100 Years of Advancing Destinations

A Theatrical Experience for Sales and Service

Author: Joy Lin
Posted: December 06, 2013
Blog Topics Covered:

This past year, the Society of Government Meeting Professionals (SGMP) Old Dominion Chapter has provided its member DMOs to present and educate meeting professionals about what they do. This month, Janet Wenger and her colleagues at the Chesapeake Convention and Visitors Bureau took this opportunity to create a truly memorable performance.

In this post, we explore the Chesapeake CVB's foray into "Service as Theatre" and why it actually makes for a successful sales performance.


"Service as Theatre" is a long-standing concept that compares the customer service experience to a stage production:

"The actors (service workers) work together to create a performance (service) for the audience (customers).

The setting (service environment) is where the performance unfolds. The frontstage relies on support from the backstage (administration and operations), away from the audience’s view, where planning of the service experience occurs."

As DMO sales professionals in a service industry, we are all actors. We take on a role when interacting with our customers, and that role is to sell our destinations. But what is the performance? More importantly, what makes a good performance?

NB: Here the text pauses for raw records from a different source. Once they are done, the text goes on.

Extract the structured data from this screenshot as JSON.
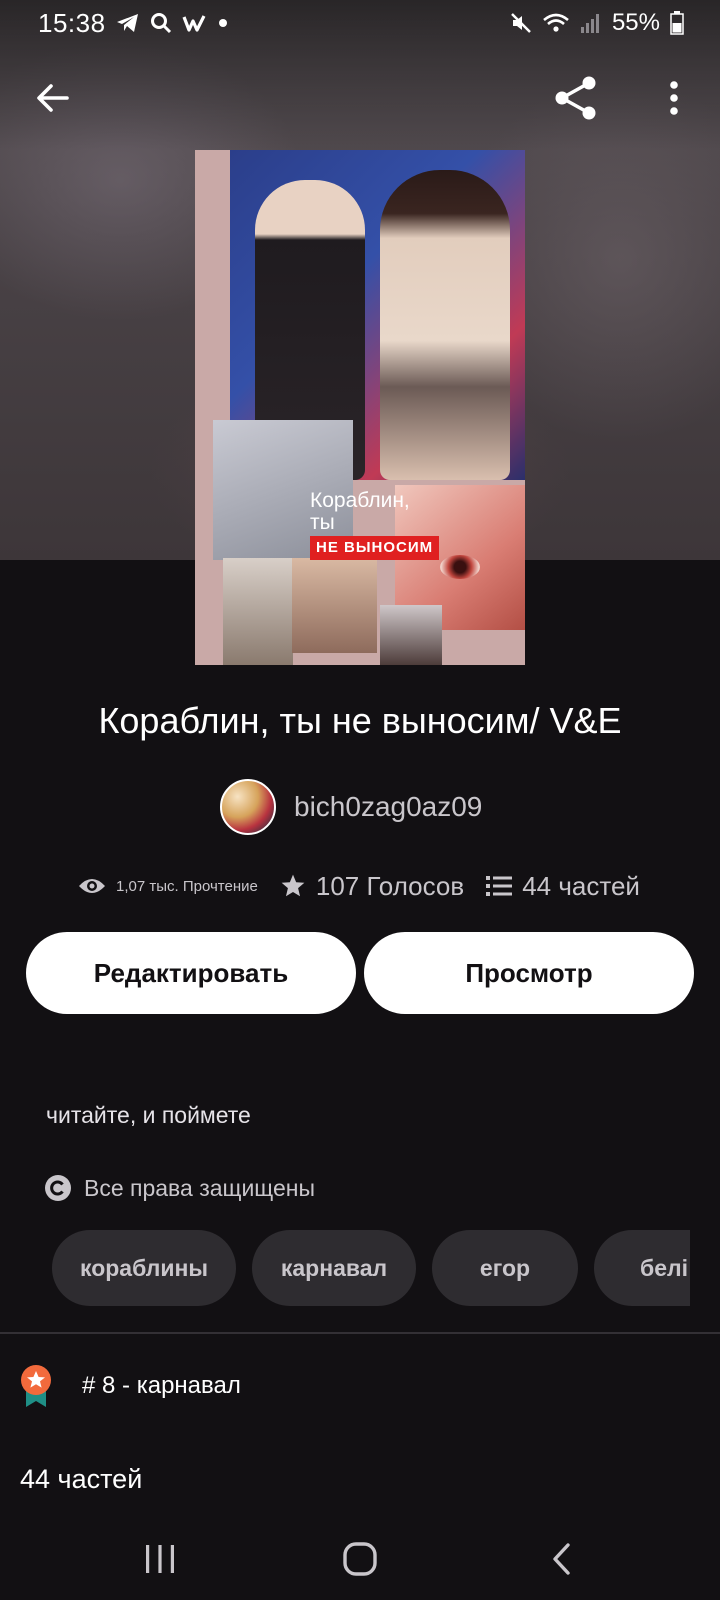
{
  "status_bar": {
    "time": "15:38",
    "battery": "55%",
    "icons": [
      "telegram-icon",
      "search-icon",
      "w-app-icon",
      "dot-icon",
      "mute-icon",
      "wifi-icon",
      "signal-icon",
      "battery-icon"
    ]
  },
  "app_bar": {
    "icons": [
      "back-arrow-icon",
      "share-icon",
      "more-vert-icon"
    ]
  },
  "cover": {
    "text_line1": "Кораблин,",
    "text_line2": "ты",
    "text_highlight": "НЕ ВЫНОСИМ"
  },
  "story": {
    "title": "Кораблин, ты не выносим/ V&E",
    "author": "bich0zag0az09",
    "reads": "1,07 тыс. Прочтение",
    "votes": "107 Голосов",
    "parts": "44 частей",
    "description": "читайте, и поймете",
    "rights": "Все права защищены"
  },
  "buttons": {
    "edit": "Редактировать",
    "view": "Просмотр"
  },
  "tags": [
    "кораблины",
    "карнавал",
    "егор",
    "белі"
  ],
  "ranking": {
    "label": "# 8 - карнавал"
  },
  "parts_section": {
    "label": "44 частей"
  },
  "colors": {
    "background": "#121013",
    "button_bg": "#ffffff",
    "tag_bg": "#2e2c30",
    "badge_orange": "#f26a3c",
    "badge_teal": "#1f8f86"
  }
}
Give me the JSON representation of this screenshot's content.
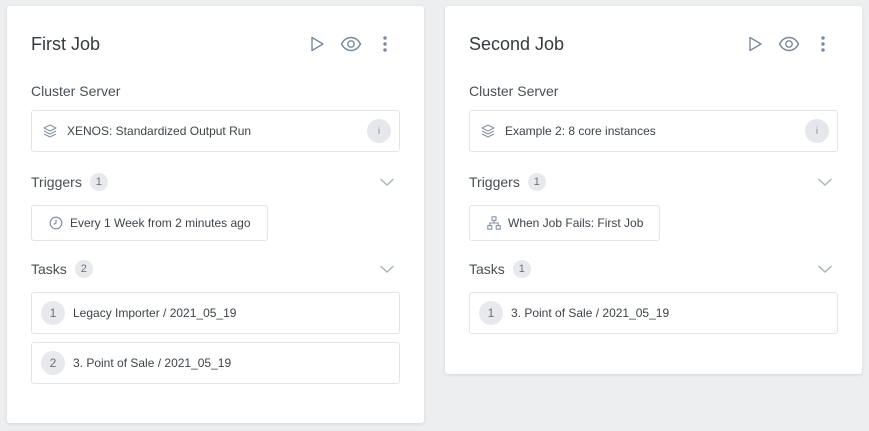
{
  "colors": {
    "background": "#eceef0",
    "card": "#ffffff",
    "border": "#e2e5e8",
    "icon": "#7a8a9a",
    "badge": "#e7e9ec"
  },
  "jobs": [
    {
      "title": "First Job",
      "actions": [
        "play-icon",
        "eye-icon",
        "more-vertical-icon"
      ],
      "cluster_label": "Cluster Server",
      "cluster_value": "XENOS: Standardized Output Run",
      "cluster_info": "i",
      "triggers_label": "Triggers",
      "triggers_count": "1",
      "triggers": [
        {
          "icon": "clock-icon",
          "label": "Every 1 Week from 2 minutes ago"
        }
      ],
      "tasks_label": "Tasks",
      "tasks_count": "2",
      "tasks": [
        {
          "num": "1",
          "label": "Legacy Importer / 2021_05_19"
        },
        {
          "num": "2",
          "label": "3. Point of Sale / 2021_05_19"
        }
      ]
    },
    {
      "title": "Second Job",
      "actions": [
        "play-icon",
        "eye-icon",
        "more-vertical-icon"
      ],
      "cluster_label": "Cluster Server",
      "cluster_value": "Example 2: 8 core instances",
      "cluster_info": "i",
      "triggers_label": "Triggers",
      "triggers_count": "1",
      "triggers": [
        {
          "icon": "hierarchy-icon",
          "label": "When Job Fails: First Job"
        }
      ],
      "tasks_label": "Tasks",
      "tasks_count": "1",
      "tasks": [
        {
          "num": "1",
          "label": "3. Point of Sale / 2021_05_19"
        }
      ]
    }
  ]
}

What kind of performance does our audience enjoy or appreciate?

Here are five important qualities of a good sales performance with examples from our friends at the Chesapeake CVB and their SGMP sketch:

1. Establishes understanding.

Instead of jumping directly into the excitement and conflict, a performance doesn't start with the actors. It starts with the audience, it orients them as to what is happening and builds engagement.

Example: Notice that the Chesapeake team didn't start by directly listing off all the great things that their destination provides meeting planners. They chose to engage meeting professionals in a story about 12 planners on the eve of their meetings in Chesapeake. Therefore, they establish a direct connection with their audience by defining the relationship in terms the customer first.

2. Identifies challenges.

Throughout the performance, actors and audience both share and experience the risks, challenges, and concerns that make the plot interesting.

Example: The Chesapeake CVB chose one particular challenge to showcase in their performance. All too common among their audience and meeting professionals like them, many book directly without the DMO only regret it later. In order to be relevant to the planner, it's important to ask what challenges your customer is faced with and incorporate that into your performance.

3. Provides a resolution.

In theatre, a conflict without a resolution makes for a tragedy. We clearly don't want that for our meeting planners, so in this case, a performance that leads to a happy ending makes for a happy audience.

Example: In the story, the Chesapeake CVB team steps into the meeting planners' moment of panic with a number of solutions like visitor services and attendance promotion. They go on to explain exactly how they are truly the best first point of contact due to their local expertise, in-market relationships, and comprehensive view of the destination. The crux of any successful sale truly lies in our ability to provide our customers with the recommendations and resources they need to be successful in our destinations.

4. Exhibits creativity.

A truly great performance is unlike anything the audience has ever seen before.

Example: I think it's safe to say that the Chesapeake CVB and their partners did an outstandinig job in showcasing their abilities in a fun and memorable way. Not only that, it's important to remember that being creative with our solutions (#3) to their problems is also the best way to keep our customers coming back to the DMO every time.

5. Delights.

Actors whose performances exceed expectations in surprising ways are the ones that develop a cult following.

Example: Delight is mix of pleasure and surprise, and the Cheasapeake team brought a lot of laughter and smiles to the SGMP planners who saw their performance. The truth is, once our customer relationship begins, everything we do afterward either adds value or takes away value. So, with every interaction -- every phone conversation, email, meeting, site inspection, etc. -- let's always add value. Let's always delight our audience.


Read the full poem by the Chesapeake CVB: The Night Before 12 Meetings.